Kubernetes + Plural

At Plural, we're trying to make the deployment of whatever software a developer organization wants to use a simple, consistent process.  For anyone who has had experience wrangling distributed systems since perhaps three years ago, the experience was anything but that, and this goal would have been practically unattainable. Fortunately, with the advent of containerization and now kubernetes, there is finally a platform powerful enough for us to manage this.  But how?  Let's first take an analogy to manufacturing process breakthroughs from the prior century.

The Ford Model T was groundbreaking not so much because it was a better car, but because it was a car made out of standardized, interchangeable parts. It had strict definitions for things like tires, body paneling, and engine components. This enabled easy spin-up of new factories to produce Model T's, training of employees at those factories, and low servicing costs when they broke down.

Similarly to the Ford Model T, Kubernetes brought standardization to distributed systems. Pre-Kubernetes, everything was bespoke – engineers managed distributed systems using a motley assortment of one-off cloud consoles, bash scripts, and Python scripts.

This is the documentation for installing Looker on-prem. It's an outrageous amount of instructions that no one can be expected to follow correctly. And Looker isn't even particularly old tech. This is the kind of installation that devops engineers are regularly expected to deal with.

With Kubernetes, for the first time, you had a way of describing deployment logic, config management, networking, rbac policies, and ACL rules, that was interchangeable across on-prem or any cloud provider. You could declaratively specify what a distributed system should look like within a set of yaml files, package these files up, and move them around between different clusters. Standardization enabled portability.

The Rise of Managed Kubernetes
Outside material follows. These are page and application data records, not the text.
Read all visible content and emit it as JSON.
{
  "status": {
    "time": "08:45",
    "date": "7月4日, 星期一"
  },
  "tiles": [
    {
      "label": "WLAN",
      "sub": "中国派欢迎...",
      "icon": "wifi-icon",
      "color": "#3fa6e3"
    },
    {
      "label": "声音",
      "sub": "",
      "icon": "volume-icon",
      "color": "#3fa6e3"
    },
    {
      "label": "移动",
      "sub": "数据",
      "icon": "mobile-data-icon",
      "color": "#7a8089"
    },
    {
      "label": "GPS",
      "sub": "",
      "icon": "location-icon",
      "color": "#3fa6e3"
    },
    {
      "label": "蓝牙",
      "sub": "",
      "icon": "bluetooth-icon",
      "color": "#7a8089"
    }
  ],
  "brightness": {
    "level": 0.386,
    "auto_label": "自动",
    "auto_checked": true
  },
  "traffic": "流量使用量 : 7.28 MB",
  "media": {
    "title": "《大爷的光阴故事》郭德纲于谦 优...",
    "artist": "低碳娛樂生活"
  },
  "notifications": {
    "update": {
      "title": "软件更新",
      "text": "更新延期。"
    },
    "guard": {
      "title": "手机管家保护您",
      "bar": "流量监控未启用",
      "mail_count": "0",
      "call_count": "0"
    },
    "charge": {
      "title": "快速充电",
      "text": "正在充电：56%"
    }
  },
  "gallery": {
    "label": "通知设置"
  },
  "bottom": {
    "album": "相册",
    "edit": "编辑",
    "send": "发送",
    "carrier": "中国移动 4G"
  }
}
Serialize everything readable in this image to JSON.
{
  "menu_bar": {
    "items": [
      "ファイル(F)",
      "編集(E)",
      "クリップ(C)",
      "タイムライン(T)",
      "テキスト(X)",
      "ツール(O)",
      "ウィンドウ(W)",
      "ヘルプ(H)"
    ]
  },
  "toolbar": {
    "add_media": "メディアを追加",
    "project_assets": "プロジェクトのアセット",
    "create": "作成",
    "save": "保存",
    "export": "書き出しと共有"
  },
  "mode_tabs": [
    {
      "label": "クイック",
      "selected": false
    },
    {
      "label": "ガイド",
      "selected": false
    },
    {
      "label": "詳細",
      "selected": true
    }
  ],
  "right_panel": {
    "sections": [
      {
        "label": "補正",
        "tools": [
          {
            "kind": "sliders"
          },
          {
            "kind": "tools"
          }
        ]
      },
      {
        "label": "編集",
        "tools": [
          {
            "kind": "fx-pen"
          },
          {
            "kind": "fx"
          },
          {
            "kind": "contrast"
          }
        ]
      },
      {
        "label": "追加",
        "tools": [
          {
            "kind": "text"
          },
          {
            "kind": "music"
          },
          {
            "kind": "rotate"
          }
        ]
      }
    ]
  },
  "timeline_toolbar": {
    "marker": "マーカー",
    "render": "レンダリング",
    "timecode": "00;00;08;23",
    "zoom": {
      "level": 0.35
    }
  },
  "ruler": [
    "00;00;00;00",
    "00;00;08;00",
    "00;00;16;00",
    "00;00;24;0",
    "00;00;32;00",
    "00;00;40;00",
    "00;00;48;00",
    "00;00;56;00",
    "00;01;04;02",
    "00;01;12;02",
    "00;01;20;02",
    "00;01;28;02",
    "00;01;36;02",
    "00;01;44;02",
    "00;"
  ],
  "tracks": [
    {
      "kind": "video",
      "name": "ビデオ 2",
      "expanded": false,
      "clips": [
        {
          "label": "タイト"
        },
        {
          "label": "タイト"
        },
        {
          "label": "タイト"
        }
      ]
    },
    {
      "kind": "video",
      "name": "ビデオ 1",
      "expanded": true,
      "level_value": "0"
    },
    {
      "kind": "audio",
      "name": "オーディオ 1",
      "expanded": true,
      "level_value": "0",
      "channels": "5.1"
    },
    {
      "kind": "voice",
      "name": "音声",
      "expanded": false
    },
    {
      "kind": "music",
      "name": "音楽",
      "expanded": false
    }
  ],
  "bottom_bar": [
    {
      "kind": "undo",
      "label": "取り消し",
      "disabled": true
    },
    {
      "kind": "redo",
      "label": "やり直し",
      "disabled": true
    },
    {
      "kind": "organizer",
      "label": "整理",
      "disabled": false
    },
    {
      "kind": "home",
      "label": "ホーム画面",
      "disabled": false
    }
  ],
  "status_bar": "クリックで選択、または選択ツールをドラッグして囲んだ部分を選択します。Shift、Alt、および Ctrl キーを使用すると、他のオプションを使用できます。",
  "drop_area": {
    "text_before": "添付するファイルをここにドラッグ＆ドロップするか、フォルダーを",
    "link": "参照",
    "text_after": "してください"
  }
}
Kubernetes abstracted away certain details of distributed systems management, but it also exposed others. Prior to 2018 and the introduction of managed Kubernetes services, in order to use Kubernetes, you would have to run a Kubernetes cluster yourself. This involved dealing with things like node lifecycle management, deploying new hosts, making sure the hosts were kept up to date with the latest OS patches and container runtime versions, and setting up observability for the cluster.

Today, you can pay a Kubernetes managed service like EKS or GKE $100/month to do that all for you. What's left then is the detail around the deployment and maintenance of specific applications like Grafana, Sentry, or Airflow. Each of these applications still has its own quirks, features, and operational modes.

At Plural, we're tackling this problem by building tooling that automates the process of installing a whole suite of open-source applications and their dependencies.

In doing this we have been able to leverage the Kubernetes Operator Platform, which allows developers to write extensions of the Kubernetes API for managing specific applications. For instance, the Postgres operator provides a robust way to deploy the database, a prerequisite for many larger full-stack applications, on Kubernetes. We have also written several lightweight operators specific to Plural, and include other popular open-source ones.

Ultimately, Plural provides value by handling both Kubernetes and the configuration and integration of third-party, non-Kubernetes resources like S3 buckets, Single Sign-On, and security. The end result is that companies can get their core infra, deployed and maintained out-of-the-box on managed Kubernetes, at roughly the same amount of effort, but half the cost, of an AWS managed service. It's a state of affairs that would have been impossible even a few years ago, but is possible now.

Yiren Lu

Yiren Lu